Op-Ed: US Churches against the Jews: Heavenly Intifada
Giulio MeottiThe writer, an Italian journalist with Il Foglio, writes a twice-weekly...
The United Methodist Church is the major mainline Protestant denomination in the United States. Hillary Clinton, John McCain and Rick Perry, to name just a few, are all Methodists.
During its General Conference in late April in Tampa, Florida, the Church will discuss some divestment proposals targeting companies that profit from Israel’s “occupation”, such as Motorola, Caterpillar and Hewlett Packard.
The Methodists boycott no other country. But they loudly proclaim a radical anti-Israel policy.
The divestment campaign can have severe consequences for the companies targeted. For example, the United Methodist Church’s pension agency reportedly has $5 million in Caterpillar stock out of $15 billion in assets.
Methodist bishops have already opposed U.S. arms sales to the Jewish State.
The Virginia and New England conferences of the Methodist Church just passed resolutions calling for divestment from Israel. The Methodist Church of Britain launched a boycott against goods emanating from Jewish communities in Judea and Samaria.
Last October, the historic Dumbarton United Methodist Church in Washington, D.C., which features a pew where President Abraham Lincoln once sat, also backed an anti-Israel divestment proposal.
In March, three resolutions taking anti-Israel positions were adopted by the Methodist Church’s public policy arm, which voted in favor of resolutions seeking boycotts and divestment directed against companies regarded as “complicit in the Israeli presence in the West Bank”.
Equating Israel with apartheid South Africa is a recurring theme among pro-Palestinian Methodist groups.
The Methodist Church is not alone in this anti-Israel wave. The wealthiest US Church, the Presbyterian, will also vote the divestment proposal during its General Assembly in Pittsburgh.
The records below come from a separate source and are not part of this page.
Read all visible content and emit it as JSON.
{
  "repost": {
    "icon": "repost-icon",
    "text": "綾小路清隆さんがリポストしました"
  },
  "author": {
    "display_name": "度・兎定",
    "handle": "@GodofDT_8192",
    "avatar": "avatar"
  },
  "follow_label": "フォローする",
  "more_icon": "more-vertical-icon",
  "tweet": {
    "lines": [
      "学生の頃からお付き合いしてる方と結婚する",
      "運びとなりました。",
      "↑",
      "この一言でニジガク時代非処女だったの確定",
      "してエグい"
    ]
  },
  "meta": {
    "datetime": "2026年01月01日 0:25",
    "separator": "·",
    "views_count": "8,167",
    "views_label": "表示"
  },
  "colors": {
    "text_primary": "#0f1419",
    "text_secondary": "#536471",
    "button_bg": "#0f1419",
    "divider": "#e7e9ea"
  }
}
The Church’s Committee on Mission Responsibility Through Investment urged the General Assembly to fully embrace the boycott movement against some major companies which are based in Israel.
Last November, the Presbyterian Church hold a conference in Louisville and it embraced the “Kairos Document”, which rejects the Jewish State and says that Israeli security policies are “a sin against God”.
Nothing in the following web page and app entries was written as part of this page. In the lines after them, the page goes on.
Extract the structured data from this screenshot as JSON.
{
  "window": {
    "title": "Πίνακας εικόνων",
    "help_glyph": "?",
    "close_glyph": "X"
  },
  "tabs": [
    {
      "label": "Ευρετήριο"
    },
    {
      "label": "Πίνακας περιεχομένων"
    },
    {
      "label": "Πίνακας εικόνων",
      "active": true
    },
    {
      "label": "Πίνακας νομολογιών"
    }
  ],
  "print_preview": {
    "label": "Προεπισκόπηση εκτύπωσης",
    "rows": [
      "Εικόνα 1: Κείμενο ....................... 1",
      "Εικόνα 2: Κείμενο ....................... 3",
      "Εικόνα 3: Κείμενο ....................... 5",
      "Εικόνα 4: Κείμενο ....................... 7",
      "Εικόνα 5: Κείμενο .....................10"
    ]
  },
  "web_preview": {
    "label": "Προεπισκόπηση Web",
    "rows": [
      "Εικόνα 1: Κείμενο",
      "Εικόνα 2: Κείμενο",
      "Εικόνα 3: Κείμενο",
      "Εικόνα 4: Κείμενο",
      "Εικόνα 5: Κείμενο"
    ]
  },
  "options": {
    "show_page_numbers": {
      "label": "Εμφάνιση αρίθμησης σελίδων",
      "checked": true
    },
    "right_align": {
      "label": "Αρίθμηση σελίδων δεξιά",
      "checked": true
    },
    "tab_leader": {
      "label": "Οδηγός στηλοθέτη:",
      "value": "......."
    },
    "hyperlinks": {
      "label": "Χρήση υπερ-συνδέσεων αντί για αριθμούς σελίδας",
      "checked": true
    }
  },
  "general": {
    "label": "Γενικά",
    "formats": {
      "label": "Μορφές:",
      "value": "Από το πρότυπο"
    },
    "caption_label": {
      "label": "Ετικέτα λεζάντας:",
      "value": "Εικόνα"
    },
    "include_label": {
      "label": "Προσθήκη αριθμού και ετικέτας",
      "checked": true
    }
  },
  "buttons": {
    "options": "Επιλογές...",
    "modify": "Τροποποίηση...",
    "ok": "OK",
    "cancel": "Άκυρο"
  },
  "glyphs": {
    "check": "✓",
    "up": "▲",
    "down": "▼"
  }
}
"Liberal" Church efforts to divest from companies doing business with Israel are part of a bigger trend which demonizes Judaism. At the recent Louisville symposium, Eugene March, professor emeritus of Old Testament at Presbyterian Seminary, said the Jewish right to the land is “invalid”, while Gary Burge, professor of New Testament at Wheaton College, criticized “the territorial worldview of Judaism”.
Anti-Jewish eschatology is nothing new in the Presbyterian denomination. When the US Church voted to divest from Israel in 2004, its flagship intellectual journal, Church and Society, ran an essay by theologian Robert Hamerton-Kelly who argues that Judaism has always been “a blood-thirsty, primitive religion”.
The well-known Old Testament scholar Walter Brueggemann, who is professor emeritus at Presbyterian Church affiliated Columbia Theological Seminary and one of America’s most influential left-leaning theologians, wonders if any idea of “chosen people” inevitably results in “absolutism” and the “seeds of violence”. This is a return to Martin Luther’s demonology, since the founder of Protestantism argued that the Jews were no longer the chosen people but instead “the Devil’s people”.
Stephen Sizer, British theologian and leader in these mainline Churches, released a declaration to support the UN Palestinian bid: “The New Testament insists the promises God made to Avraham are fulfilled not in the Jewish people but in Jesus and those who acknowledge him”.
Historically these two Churches have occupied the corridors of power and wealth in America. So although liberal Christianity is now declining in the United States, it still is culturally and politically important. Methodists and Presbyterians are the most aggressively anti-Israel among Protestant denominations, but all five of the mainline denominations in the US – Methodist, Presbyterian, Episcopalian, Lutheran and United Church of Christ – have debated and adopted policies intended to bring direct or indirect economic pressure on Israel.
As William van der Hoeven, an Evangelical with extensive Mideast experience put it as early as the 1970s, “The PLO has hijacked the main churches”. It’s a new form of Intifada "from Heaven".